----- Exercise inputs -----

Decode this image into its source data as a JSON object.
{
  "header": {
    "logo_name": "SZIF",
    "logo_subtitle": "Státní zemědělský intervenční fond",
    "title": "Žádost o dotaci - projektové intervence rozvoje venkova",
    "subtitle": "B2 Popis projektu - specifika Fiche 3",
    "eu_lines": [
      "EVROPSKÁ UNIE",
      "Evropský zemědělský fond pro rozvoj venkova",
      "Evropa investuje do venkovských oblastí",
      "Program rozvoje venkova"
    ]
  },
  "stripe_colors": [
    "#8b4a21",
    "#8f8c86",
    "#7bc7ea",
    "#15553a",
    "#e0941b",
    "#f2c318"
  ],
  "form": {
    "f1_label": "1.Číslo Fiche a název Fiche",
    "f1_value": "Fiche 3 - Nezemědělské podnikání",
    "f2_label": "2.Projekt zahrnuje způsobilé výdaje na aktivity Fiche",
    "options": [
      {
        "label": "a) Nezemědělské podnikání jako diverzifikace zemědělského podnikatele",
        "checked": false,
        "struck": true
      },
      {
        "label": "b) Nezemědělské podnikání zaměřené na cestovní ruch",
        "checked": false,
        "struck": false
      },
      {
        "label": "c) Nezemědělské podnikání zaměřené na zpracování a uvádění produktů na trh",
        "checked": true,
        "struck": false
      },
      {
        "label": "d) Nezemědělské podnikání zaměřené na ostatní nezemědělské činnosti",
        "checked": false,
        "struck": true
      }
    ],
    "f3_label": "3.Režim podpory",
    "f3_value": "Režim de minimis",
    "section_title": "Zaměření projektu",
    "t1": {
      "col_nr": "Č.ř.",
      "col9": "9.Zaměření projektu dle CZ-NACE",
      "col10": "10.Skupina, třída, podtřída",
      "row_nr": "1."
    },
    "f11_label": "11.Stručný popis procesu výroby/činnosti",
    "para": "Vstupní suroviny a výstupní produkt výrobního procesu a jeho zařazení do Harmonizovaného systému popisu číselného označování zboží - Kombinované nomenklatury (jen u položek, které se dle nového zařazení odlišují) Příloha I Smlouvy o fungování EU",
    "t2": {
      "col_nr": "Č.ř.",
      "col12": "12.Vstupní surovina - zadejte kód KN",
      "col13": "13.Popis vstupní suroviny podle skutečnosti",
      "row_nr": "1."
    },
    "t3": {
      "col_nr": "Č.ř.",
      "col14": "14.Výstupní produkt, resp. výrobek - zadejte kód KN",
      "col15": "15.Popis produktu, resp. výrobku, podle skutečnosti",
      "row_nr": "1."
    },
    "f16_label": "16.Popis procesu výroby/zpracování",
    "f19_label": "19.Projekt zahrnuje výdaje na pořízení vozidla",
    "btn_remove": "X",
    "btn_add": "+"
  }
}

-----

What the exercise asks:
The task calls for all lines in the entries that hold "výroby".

Solved problem:
    "f11_label": "11.Stručný popis procesu výroby/činnosti",
    "f16_label": "16.Popis procesu výroby/zpracování",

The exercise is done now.